YOUR OBJECTIVE: Find each line of the material below in which the word "background" occurs, and return it.

DATA TO USE:
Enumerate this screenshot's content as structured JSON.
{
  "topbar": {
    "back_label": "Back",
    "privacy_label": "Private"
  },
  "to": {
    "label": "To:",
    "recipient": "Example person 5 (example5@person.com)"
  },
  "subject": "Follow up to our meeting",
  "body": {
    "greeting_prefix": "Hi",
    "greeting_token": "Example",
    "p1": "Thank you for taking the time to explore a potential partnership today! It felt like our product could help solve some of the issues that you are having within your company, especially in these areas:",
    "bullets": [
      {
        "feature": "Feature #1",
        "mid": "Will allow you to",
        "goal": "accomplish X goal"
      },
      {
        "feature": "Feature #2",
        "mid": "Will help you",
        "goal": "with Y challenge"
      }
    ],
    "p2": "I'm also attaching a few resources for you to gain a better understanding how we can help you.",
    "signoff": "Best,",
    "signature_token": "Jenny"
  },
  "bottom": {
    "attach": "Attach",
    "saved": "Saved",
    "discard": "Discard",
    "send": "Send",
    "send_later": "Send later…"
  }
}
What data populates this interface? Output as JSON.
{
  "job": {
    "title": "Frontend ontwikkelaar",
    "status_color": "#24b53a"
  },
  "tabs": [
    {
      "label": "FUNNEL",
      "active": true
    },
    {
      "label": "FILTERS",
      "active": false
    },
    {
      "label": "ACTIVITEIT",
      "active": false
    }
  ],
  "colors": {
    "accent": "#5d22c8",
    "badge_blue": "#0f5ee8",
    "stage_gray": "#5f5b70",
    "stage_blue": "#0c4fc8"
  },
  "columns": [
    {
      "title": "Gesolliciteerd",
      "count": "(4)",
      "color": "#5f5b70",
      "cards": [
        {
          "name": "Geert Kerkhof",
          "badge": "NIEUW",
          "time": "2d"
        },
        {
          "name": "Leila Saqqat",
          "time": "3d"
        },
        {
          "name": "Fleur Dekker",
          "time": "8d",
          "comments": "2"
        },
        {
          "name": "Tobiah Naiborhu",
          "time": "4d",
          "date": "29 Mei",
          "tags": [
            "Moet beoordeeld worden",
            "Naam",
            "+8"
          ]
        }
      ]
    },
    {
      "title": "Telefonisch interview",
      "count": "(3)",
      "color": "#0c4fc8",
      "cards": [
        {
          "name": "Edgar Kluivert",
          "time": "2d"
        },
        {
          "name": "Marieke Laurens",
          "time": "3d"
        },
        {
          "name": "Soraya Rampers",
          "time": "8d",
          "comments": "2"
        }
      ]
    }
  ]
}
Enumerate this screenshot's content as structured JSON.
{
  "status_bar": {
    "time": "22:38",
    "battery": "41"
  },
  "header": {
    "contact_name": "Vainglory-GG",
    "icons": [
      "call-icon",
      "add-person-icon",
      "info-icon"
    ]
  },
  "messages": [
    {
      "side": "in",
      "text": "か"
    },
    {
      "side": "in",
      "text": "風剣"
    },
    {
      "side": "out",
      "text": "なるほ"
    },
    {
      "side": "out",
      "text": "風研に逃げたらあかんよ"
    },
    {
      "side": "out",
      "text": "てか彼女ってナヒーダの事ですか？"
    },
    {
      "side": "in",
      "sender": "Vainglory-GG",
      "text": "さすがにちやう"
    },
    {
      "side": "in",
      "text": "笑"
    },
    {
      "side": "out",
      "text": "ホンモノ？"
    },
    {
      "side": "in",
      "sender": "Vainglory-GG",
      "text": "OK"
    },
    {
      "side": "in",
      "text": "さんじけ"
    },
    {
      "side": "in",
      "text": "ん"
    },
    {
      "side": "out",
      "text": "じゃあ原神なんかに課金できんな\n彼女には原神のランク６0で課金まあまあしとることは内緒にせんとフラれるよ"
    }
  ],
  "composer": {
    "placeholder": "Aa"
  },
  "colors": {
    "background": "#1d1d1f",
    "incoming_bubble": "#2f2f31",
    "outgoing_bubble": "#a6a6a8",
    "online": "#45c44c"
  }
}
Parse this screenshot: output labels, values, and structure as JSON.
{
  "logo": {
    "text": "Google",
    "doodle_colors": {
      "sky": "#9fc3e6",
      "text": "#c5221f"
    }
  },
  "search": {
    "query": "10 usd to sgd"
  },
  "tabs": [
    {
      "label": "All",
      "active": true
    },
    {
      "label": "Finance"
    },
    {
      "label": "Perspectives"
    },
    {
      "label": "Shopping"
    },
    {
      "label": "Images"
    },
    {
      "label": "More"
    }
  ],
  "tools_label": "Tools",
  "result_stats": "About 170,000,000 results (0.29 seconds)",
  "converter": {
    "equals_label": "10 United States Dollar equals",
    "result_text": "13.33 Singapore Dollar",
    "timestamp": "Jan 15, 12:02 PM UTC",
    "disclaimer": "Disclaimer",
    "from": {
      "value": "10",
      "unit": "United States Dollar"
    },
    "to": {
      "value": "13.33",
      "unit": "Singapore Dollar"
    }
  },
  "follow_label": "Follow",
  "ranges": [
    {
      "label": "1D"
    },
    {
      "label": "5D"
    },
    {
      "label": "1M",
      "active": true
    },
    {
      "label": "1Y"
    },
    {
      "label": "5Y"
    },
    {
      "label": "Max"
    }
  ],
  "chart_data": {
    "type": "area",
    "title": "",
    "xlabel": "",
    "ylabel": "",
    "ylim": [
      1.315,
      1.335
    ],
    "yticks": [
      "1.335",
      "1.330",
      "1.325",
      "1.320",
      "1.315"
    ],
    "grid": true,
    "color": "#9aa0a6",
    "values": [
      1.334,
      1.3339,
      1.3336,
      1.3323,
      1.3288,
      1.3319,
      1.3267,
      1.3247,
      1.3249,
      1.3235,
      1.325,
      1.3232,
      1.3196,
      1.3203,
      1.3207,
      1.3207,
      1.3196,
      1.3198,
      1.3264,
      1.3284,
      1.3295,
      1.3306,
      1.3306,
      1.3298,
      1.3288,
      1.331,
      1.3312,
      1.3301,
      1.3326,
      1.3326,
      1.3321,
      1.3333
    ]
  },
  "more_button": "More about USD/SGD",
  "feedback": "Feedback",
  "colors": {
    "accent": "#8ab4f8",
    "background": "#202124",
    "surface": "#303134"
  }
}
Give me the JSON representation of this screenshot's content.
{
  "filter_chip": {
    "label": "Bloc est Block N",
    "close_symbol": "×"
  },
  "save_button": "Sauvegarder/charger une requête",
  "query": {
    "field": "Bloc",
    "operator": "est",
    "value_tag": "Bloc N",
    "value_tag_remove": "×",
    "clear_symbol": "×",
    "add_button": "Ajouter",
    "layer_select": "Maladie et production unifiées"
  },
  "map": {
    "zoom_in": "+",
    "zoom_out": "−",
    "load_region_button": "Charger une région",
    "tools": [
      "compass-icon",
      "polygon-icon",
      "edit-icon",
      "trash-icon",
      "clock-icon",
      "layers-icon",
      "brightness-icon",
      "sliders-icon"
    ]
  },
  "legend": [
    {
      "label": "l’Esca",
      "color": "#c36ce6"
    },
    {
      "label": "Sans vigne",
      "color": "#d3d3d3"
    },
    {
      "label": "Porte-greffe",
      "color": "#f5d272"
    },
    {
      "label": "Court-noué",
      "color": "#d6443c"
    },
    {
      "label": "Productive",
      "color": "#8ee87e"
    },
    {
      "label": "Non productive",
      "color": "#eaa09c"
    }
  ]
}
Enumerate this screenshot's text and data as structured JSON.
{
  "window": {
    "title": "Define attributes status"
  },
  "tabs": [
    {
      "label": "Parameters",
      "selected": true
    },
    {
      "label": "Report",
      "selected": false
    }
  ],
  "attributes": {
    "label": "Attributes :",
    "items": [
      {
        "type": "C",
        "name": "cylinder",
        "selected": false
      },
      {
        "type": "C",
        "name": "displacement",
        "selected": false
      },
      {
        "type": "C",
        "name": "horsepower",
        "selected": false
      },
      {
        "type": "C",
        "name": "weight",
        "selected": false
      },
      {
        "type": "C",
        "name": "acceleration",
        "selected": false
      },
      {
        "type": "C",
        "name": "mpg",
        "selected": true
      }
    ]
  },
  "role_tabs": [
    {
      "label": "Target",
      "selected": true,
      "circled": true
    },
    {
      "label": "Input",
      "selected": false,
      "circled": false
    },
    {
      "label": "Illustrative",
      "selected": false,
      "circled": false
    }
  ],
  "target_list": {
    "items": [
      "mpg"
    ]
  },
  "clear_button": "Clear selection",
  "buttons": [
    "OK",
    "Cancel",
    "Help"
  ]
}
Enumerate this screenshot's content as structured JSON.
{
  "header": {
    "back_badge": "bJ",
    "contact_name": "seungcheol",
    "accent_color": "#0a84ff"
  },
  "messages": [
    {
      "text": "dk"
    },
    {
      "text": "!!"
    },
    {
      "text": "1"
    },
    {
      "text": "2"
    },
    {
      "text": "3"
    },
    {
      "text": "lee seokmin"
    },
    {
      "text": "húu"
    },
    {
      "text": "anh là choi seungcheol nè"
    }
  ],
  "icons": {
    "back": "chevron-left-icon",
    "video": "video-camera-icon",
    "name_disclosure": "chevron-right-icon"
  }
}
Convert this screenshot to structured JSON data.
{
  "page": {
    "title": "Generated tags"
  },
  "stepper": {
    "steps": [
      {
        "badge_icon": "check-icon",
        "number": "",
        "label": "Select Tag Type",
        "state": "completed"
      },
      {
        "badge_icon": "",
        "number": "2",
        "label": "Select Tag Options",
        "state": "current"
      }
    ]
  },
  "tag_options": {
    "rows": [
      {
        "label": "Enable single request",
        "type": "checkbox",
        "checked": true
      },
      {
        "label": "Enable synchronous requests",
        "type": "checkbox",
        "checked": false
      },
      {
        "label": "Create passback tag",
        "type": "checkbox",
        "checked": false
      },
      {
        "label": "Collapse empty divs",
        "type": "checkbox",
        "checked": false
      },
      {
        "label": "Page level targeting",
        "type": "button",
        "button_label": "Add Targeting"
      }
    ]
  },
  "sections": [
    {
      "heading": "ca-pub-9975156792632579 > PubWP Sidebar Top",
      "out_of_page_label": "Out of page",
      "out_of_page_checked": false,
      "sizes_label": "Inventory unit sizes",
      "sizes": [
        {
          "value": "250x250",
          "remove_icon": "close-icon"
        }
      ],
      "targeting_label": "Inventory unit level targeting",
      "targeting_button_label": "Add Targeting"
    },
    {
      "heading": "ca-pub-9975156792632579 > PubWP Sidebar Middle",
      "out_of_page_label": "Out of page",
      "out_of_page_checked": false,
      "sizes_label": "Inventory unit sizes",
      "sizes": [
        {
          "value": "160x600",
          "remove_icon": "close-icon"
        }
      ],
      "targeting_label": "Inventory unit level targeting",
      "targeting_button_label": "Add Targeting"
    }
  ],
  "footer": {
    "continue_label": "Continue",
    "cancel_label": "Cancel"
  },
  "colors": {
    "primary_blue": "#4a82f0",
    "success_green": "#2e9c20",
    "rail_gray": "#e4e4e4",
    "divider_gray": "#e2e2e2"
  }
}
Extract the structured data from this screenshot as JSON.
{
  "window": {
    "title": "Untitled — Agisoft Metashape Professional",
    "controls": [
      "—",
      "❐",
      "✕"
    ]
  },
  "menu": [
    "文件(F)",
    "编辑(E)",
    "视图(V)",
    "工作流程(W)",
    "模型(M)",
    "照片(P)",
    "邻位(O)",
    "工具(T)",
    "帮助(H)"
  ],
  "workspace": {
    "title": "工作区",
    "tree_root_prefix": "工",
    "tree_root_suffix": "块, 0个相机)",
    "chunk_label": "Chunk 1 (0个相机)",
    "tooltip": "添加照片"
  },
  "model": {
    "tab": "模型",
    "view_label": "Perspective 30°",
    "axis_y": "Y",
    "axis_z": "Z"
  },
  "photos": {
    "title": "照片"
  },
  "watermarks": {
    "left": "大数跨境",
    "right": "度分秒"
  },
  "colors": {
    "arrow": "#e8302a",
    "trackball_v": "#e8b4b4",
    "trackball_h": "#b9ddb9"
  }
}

RESPONSE TO THE EXERCISE:
    "background": "#1d1d1f",
    "background": "#202124",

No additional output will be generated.